Content starts

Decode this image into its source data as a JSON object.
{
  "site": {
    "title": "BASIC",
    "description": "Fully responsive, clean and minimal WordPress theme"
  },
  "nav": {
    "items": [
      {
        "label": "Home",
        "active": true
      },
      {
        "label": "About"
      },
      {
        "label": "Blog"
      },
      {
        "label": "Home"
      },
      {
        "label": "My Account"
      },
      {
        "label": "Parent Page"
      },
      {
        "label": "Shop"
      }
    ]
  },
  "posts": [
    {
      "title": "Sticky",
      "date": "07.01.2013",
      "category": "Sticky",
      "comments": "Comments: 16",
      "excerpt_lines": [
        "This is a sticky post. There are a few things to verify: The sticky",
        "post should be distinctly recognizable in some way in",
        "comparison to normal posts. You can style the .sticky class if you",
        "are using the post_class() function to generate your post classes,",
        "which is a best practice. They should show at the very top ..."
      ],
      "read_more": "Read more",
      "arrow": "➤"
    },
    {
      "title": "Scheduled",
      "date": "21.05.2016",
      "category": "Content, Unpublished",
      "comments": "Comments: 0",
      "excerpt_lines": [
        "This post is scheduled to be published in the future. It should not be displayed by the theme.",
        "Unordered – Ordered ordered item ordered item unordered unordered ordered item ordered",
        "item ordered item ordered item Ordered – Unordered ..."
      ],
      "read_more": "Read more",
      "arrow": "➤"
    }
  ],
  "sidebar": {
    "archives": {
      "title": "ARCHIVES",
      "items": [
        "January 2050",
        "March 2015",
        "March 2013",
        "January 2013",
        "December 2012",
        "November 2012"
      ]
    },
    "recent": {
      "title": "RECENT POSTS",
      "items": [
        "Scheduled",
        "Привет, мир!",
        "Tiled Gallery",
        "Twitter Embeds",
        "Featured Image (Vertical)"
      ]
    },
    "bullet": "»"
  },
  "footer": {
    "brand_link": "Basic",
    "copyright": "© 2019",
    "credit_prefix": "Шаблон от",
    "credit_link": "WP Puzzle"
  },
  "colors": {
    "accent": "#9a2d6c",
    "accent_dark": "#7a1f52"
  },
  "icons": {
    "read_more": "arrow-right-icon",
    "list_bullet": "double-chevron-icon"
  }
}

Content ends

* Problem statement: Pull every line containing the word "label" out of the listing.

* Your solution:
        "label": "Home",
        "label": "About"
        "label": "Blog"
        "label": "Home"
        "label": "My Account"
        "label": "Parent Page"
        "label": "Shop"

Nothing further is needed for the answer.